Xanadu Properties Associates proposed to redevelop Davids Island in 1981. Their plans included the construction of a bridge, breakwater for an 800-boat marina, and 2,000 luxury condominium units. However, because of the grand scale of Xanadu’s plans, the proposed development was highly controversial among the public. In 1987 a conservation group called Save Davids Island for the Citizens, comprised of neighboring property owners and concerned Westchester County residents, formed to oppose Xanadu. Further opposition came from state officials concerned about the potential lack of general public access to shoreline areas. In 1992 the City of New Rochelle opted not to extend Xanadu’s status as the designated developer for Davids Island and instead sought new proposals. In response, developer Donald Trump briefly pursued the opportunity to redevelop the island, but the plans were cancelled while still preliminary.

The ruins of Fort Slocum continued to occupy Davids Island into the beginning of the 21st century. The ruins were among the factors complicating redevelopment of the island. Beginning in 2004, however, Congress appropriated funds to remove the ruins through a Defense Department program that assists communities in reusing former defense facilities.

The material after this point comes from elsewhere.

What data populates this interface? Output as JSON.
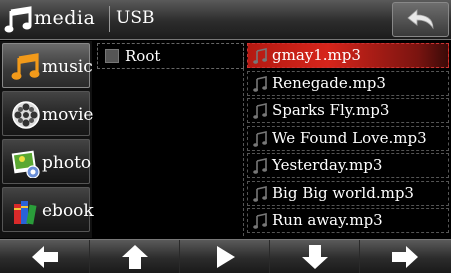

As of 2009 Davids Island is owned by the City of New Rochelle.  What course development of the island will take remains to be seen.  In preparation for future use of the island, the U.S. Army Corps of Engineers has demolished its buildings and restored it as open space.  Today, Westchester County and the City of New Rochelle look forward to the next chapter in the life of Davids Island.